Middle Country coach Lindsay Dolson can explain.
“We were at West Islip, and Jamie was in eighth or ninth grade,” said Dolson, now in her 10th year coaching the Wolverines. “A ball was going out of bounds, and she sprinted after it and reached it at about the 40-yard line. Right before the ball went out, Jamie flicked it with her stick, right onto Nikki’s stick and Nikki went in to score. We won by two or three, but that moment stuck with me.”
Nikki is Jamie Ortega’s older sister, two grades ahead of the player Inside Lacrosse named the country’s No. 1 senior recruit entering the year. Just as Jamie Ortega has been a fixture on the varsity team since she was in seventh grade, so was Nikki, now a sophomore playing at Notre Dame who was the first Ortega to reach the 500-point plateau. For the Fighting Irish, Ortega is fourth on the team in scoring (18 goals, 16 assists).
Jamie Ortega, a senior at Centereach High, will be headed to the University of North Carolina in the fall.
Before she heads to Chapel Hill, the midfielder is putting up eye-popping scoring numbers not seen since she and her sister were teaming up to wreak havoc. Ortega’s four goals and assist in Monday’s 17-6 win at Half Hollow Hills not only improved Middle Country to 8-1 within the state, but also brought the senior star’s career goal total to 350.
Not that you would hear her talk about the individual feat.
“I just try and use all my teammates and try to get them opportunities in the game,” Ortega said. “We use picks to get open. Especially when I get face guarded, I think they look for me and trust me with any pass that they throw me.”
Her coach sees Ortega’s individual accomplishments as coming through the natural progression of her play.
“It just comes so natural to her, playing the game how it is supposed to be played,” Dolson said. “She does those things because she needs to do it for the team, not because she wants to build stats or anything like that. She got her 500th point last week against West Islip, and at the end of the game with the team I said ‘Congrats to Jamie for 504 points.’ She said ‘Thanks,’ but she really doesn’t keep track of that stuff.
“It’s wins and losses, and how she plays illustrates that,” Dolson added. “Jamie likes to cause more turnovers than score goals. She does a great job on the run for us, gets a lot of balls back. When she scores seven, eight, nine points in a game, it’s not piling on like she wants to score more goals.”

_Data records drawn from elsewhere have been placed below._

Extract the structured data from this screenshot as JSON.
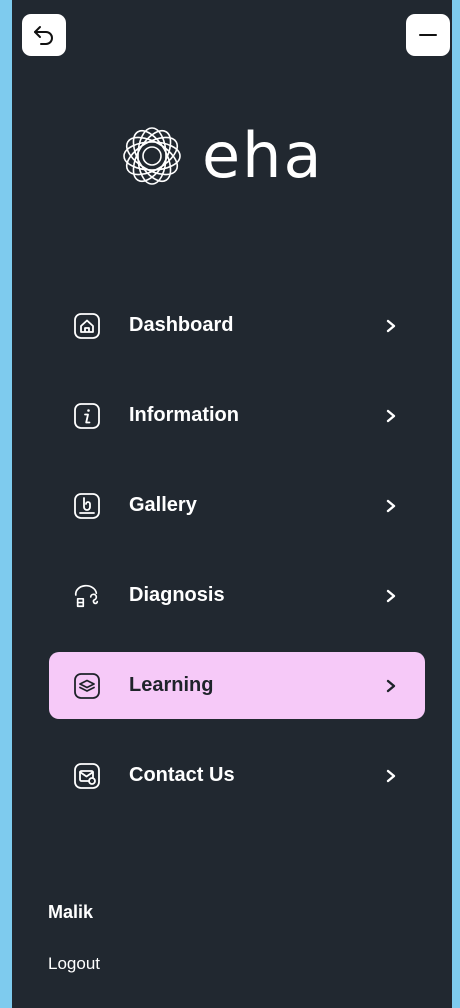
{
  "brand": {
    "name": "eha",
    "logo_icon": "intertwined-rings-icon"
  },
  "header": {
    "back_icon": "undo-arrow-icon",
    "minimize_icon": "minus-icon"
  },
  "menu": {
    "items": [
      {
        "label": "Dashboard",
        "icon": "home-icon",
        "active": false
      },
      {
        "label": "Information",
        "icon": "info-icon",
        "active": false
      },
      {
        "label": "Gallery",
        "icon": "gallery-icon",
        "active": false
      },
      {
        "label": "Diagnosis",
        "icon": "diagnosis-icon",
        "active": false
      },
      {
        "label": "Learning",
        "icon": "learning-icon",
        "active": true
      },
      {
        "label": "Contact Us",
        "icon": "contact-icon",
        "active": false
      }
    ]
  },
  "user": {
    "name": "Malik",
    "logout_label": "Logout"
  },
  "colors": {
    "background": "#7ecbee",
    "panel": "#212830",
    "active_item": "#f6c9f8",
    "text": "#ffffff"
  }
}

For Ortega and her teammates, there is some unfinished business that has their full attention. Despite the best efforts of the Ortegas and the myriad other strong players who have come through the program (there are five Div. I commits on this year’s team), the Middle Country team that joins players from both Centereach and Newfield has never won a Suffolk County Class A title. The last three years, West Islip has ended Middle Country’s season. That includes an 11-10 decision in overtime of the Class A final in 2015, a run to the final Ortega recalls as her favorite time in high school lacrosse.
“It’s been a really good year, it being my senior year and having such great chemistry and the connection with each other that this could be our year,” Ortega said. “We hope to make it all the way. So far it’s gone well, as we keep coming closer as a team and as a family.”
When Dolson took over the program heading into the 2008 season, she says it was ranked 22nd out of 23 teams in Div. I in Suffolk County. Her first two years, the team missed out on postseason berths. Then, in 2010, Nikki Ortega arrived. The team hasn’t missed the postseason since Sue and Lou Ortega’s daughters have been on the team.
With that one hustle-meets-skill play several years back having left a tattoo on Dolson’s memory, upon the team’s trip the following season to West Islip, the coach wanted to underscore the impact one play can have.
“I brought them back to the spot on the field and said, ‘Remember this spot? When the ball was going out and Jamie flicked it back into play?’ I wanted them to remember what those hustle plays can do for a team.”
The player who executed this particular play has worked wonders. Don’t expect her to stop anytime soon.